FirstMobile, a standalone digital bank, has also emerged as a household name in the financial technology ecosystem. In 2015, when the platform was still at its teething age, its users were about 60,000 a number that soared to over six million (a growth of over 10,000 per cent). That has contributed immensely to the changing tradition of banking with FirstBank, as about 85 per cent of its transactions are now initiated via digital windows.
FirstMobile appears to have hit the bull’s eye in the bank’s reinvention drive and effort to appeal to younger demographics. But the platform itself is merely one of the potpourris of telecommunication-driven initiatives it has taken on to get the young depositors on board. FirstOnline users have also grown from about 90,000 to over one million within the timeframe just as its USSD, which targets feature phone users, is even more successful with users increasing by close to 3,000 per cent in seven years to 14.7 million.
Overall, its digital banking has evolved in both volume and public impression. Ease, convenience and reliability have moved the customer base from its tiny 0.6 million to 22 million.
Indeed, FirstBank is transmuting into a transaction-led institution. Last year, the volume of transactions hit 17 million, 8.5 times what it was in 2015 when it experienced some corporate turbulence. But the growth is not only in volume terms, as its non-interest income ratio hit 40.6 per cent for the first time last year, which aligns with the strategic direction of the current management in weaning the group from excessive credit risk exposure.
Over the years, most Nigerian banks have consolidated their global outlook. FirstBank has led the pack with its 40-year United Kingdom subsidiary, which is bigger than some of its competitor wholesale operations back home. But some of the pro-offshore Nigerian banks had been accused of extroversion and ego-seeking as most of the outposts were nothing but cost centres.
In the past few years, the assumption has been deflated; and the performance of the African subsidiaries of FirstBank is among what could be changing the tide. Before the 2015 change of the guard, the subsidiaries’ operations left had created a gaping hole in the PBT of the consolidated account. Last year, they contributed a combined 21.3 per cent to the group’s pre-tax profit.
But that was not because there was no risk out there. In the heat of the Ghanaian government debt crisis, Adeduntan revealed, FirstBank took the least impairment among Nigerian banks that were exposed to the crisis “not because we saw it coming but because we have consistently done the right thing and adopted best risk management practice”.
There is also a humane side to his management approach. Today, FirstBank is among the highest-paying Nigerian banks and offers the most attractive conditions of service, including training, accelerated career growth and many more. In 2021, its efforts were compensated with the Great Place to Work Award. Today, the once-touted conservative bank is attracting young and upwardly mobile professionals with the average age of its employees estimated at 39 years.

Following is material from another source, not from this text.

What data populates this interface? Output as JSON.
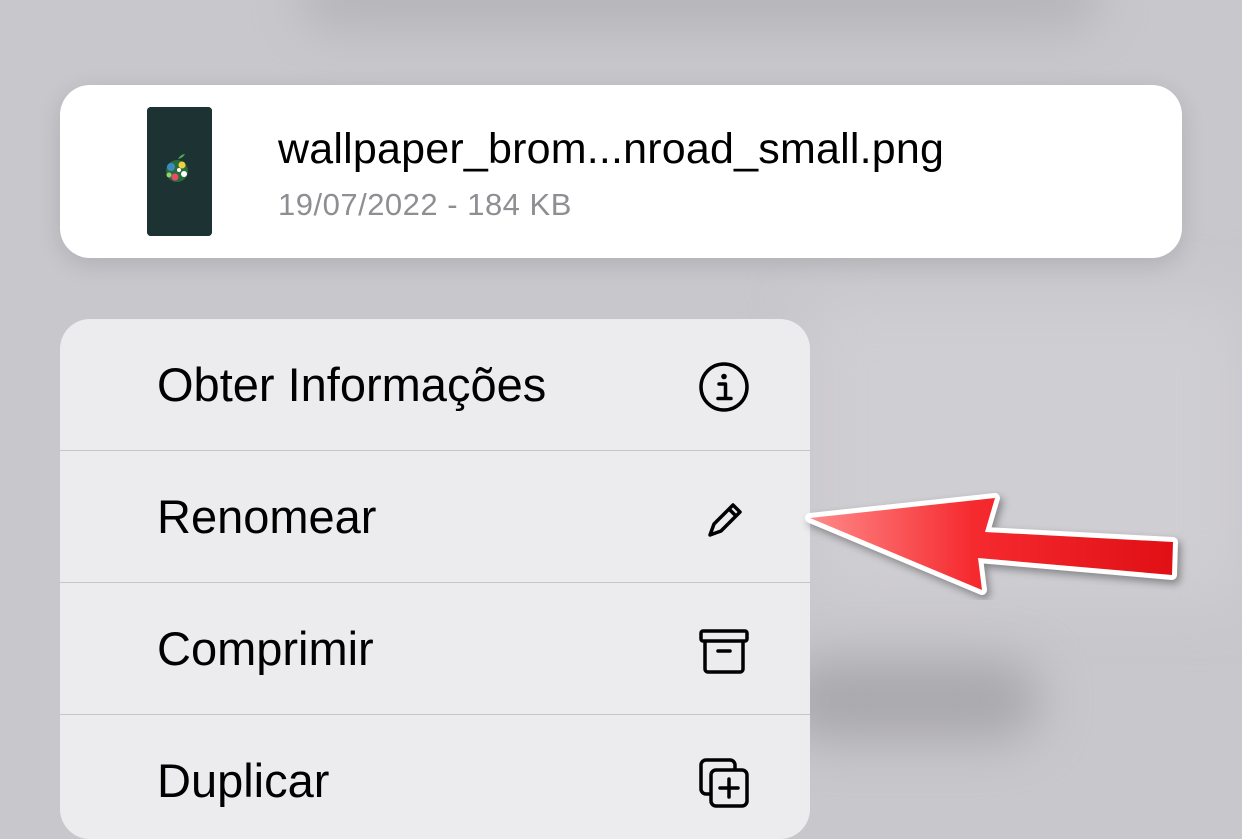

Being the longest-serving managing director of the pre-colonial financial behemoth, Adeduntan has the leverage of time and experience to enforce its transformational agenda. But he had also prepared for the job. At KPMG where he co-pioneered the firms’ financial risk management advisory services, he trained in almost all areas of human endeavors – presentation, people management, business writing and all sorts. On assumption of office, he was bold and firm in his decision to headhunt, institute new work culture, clear career growth blockages and challenged the status quo.
His courageous outing in the past seven and half years has transformed an institution once considered one of least prepared for the age of “brick and click” banking into the Usain Bolt of the emerging financial technology space.
Culled from Guardian Newspaper